A Roon subscription provides no actual music…only expanded information about the music you’ve already purchased or have access to via the TIDAL and Qobuz streaming services. You can play all of this music in some fashion without Roon, so where’s the value proposition?
If your playback environment consists of a single audio system and you only have a small local music library that’s well organized, Roon offers little value. The enriched metadata overlay would improve the experience of navigating your collection and finding something interesting to play. However, the depth of associations and crosslinks will be minimal, with a library consisting of only a few hundred albums. You likely know your music well enough to quickly find what you want, without needing any advanced search, exploration, and recommendation tools. You don’t require sophisticated features to manage multiple playback environments with different capabilities and optimizations. You may not have other members of your household, each with unique preferences, using the system. I don’t want to talk you out of giving Roon a try, but if this sounds like you, Roon is unlikely to provide sufficient benefit to offset its $9.99 a month cost.
Roon starts to make sense as soon as you have a subscription to Qobuz or TIDAL. These streaming services offer access to massive libraries containing tens of millions of tracks. While they provide rudimentary navigation, exploration, and recommendation tools, there are oceans of cruft to wade through before you find that gem of an album that’s worth your time. Most people feel a bit lost when approaching a library this size, and unless you’re into hip-hop, R&B, and rap, TIDAL’s default recommendations are likely to be disappointing at best. Search for an artist in Roon, and you are presented with albums from their discography sorted in order of popularity, instead of date or name. This makes it easy to select one that you are likely to enjoy. We audiophiles know that the sound quality of albums is heavily influenced by the recording and mastering engineers and others involved with the production. Unlike the TIDAL or Qobuz apps, Roon enables you to search for albums mastered by engineers like Bernie Grundman. The 1,800 or so matching albums on TIDAL are likely to be some of the best sounding recordings you’ll find anywhere.
When your personal music library contains over a thousand albums (roughly ten thousand tracks), you’ve reached the point where Roon’s discovery, association, and navigation features begin to offer real value. You’ll learn facts about performers, composers, and albums that you didn’t know before using Roon, like how session guitarist Dean Parks appears on a surprising number of your albums.
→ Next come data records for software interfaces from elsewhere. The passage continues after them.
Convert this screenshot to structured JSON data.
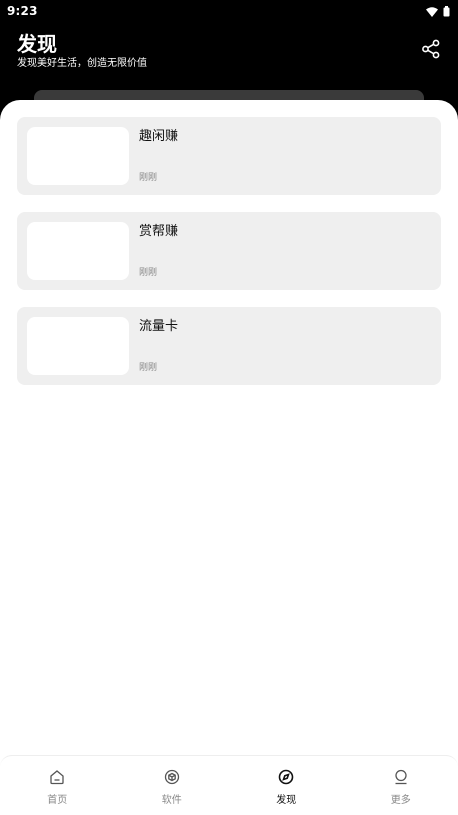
{
  "status_bar": {
    "time": "9:23"
  },
  "header": {
    "title": "发现",
    "subtitle": "发现美好生活，创造无限价值"
  },
  "cards": [
    {
      "title": "趣闲赚",
      "time": "刚刚"
    },
    {
      "title": "赏帮赚",
      "time": "刚刚"
    },
    {
      "title": "流量卡",
      "time": "刚刚"
    }
  ],
  "bottom_nav": {
    "items": [
      {
        "label": "首页",
        "icon": "home-icon",
        "active": false
      },
      {
        "label": "软件",
        "icon": "cube-icon",
        "active": false
      },
      {
        "label": "发现",
        "icon": "compass-icon",
        "active": true
      },
      {
        "label": "更多",
        "icon": "user-icon",
        "active": false
      }
    ]
  },
  "colors": {
    "header_bg": "#000000",
    "card_bg": "#efefef",
    "active_nav": "#111111",
    "inactive_nav": "#888888"
  }
}
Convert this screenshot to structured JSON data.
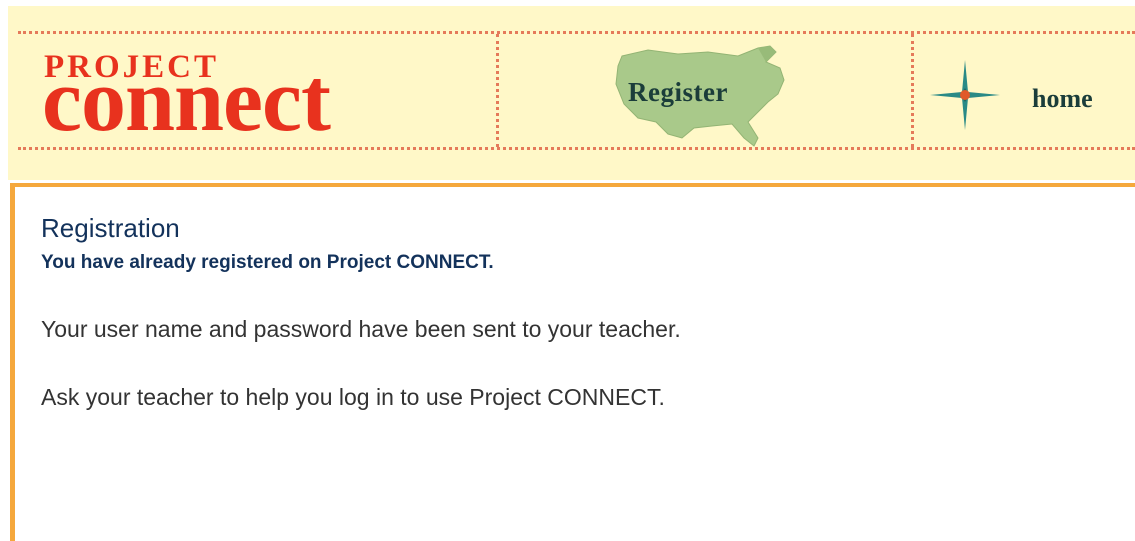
{
  "header": {
    "logo": {
      "line1": "PROJECT",
      "line2": "connect"
    },
    "nav": {
      "register_label": "Register",
      "home_label": "home"
    }
  },
  "main": {
    "title": "Registration",
    "subtitle": "You have already registered on Project CONNECT.",
    "paragraph1": "Your user name and password have been sent to your teacher.",
    "paragraph2": "Ask your teacher to help you log in to use Project CONNECT."
  },
  "colors": {
    "header_bg": "#fff8c8",
    "dotted_rule": "#e57a5a",
    "logo_red": "#e8321e",
    "nav_text": "#1b3d3a",
    "content_border": "#f5a83c",
    "heading_blue": "#13325b",
    "body_text": "#333333",
    "map_green": "#a9c98a"
  }
}
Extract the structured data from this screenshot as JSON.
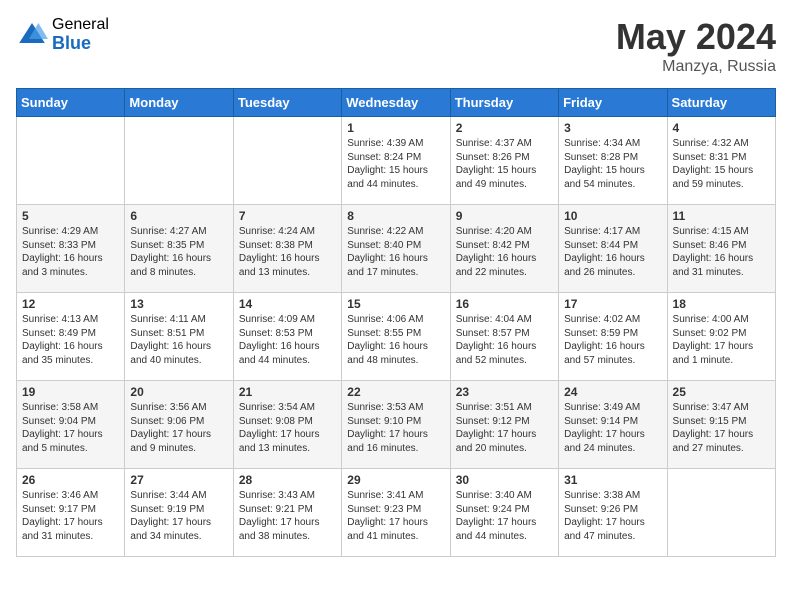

Roon will even tell you about upcoming concerts and share links to their websites so that you can support your favorite artists directly. Roon’s metadata overlay enables you to get maximal value out of the music you’ve paid for. You’ll rediscover albums you may have forgotten you own and develop a deeper appreciation for your favorites.
Although you may have one primary audio system for serious listening, most music lovers desire the ability to play music in multiple rooms in their homes. Managing many devices from various manufacturers with different capabilities gets complex quickly. Each may have its own proprietary control app and way of presenting your library. There may be no way to group zones or transfer the playback queue from one room to another. Even if you are comfortable navigating such a multi-vendor system, getting family members up to speed will be challenging. If this is you, Roon’s unified, multi-user control surface and abstraction of device capabilities will quickly become invaluable to you.
In Part Two, we’ll explore the particulars for getting the most out of a Roon-based audio system, including computer and hardware requirements, and how to configure the system and network for best performance and sound quality.
Part Two of this article appears in Issue 147. To read the article, click here.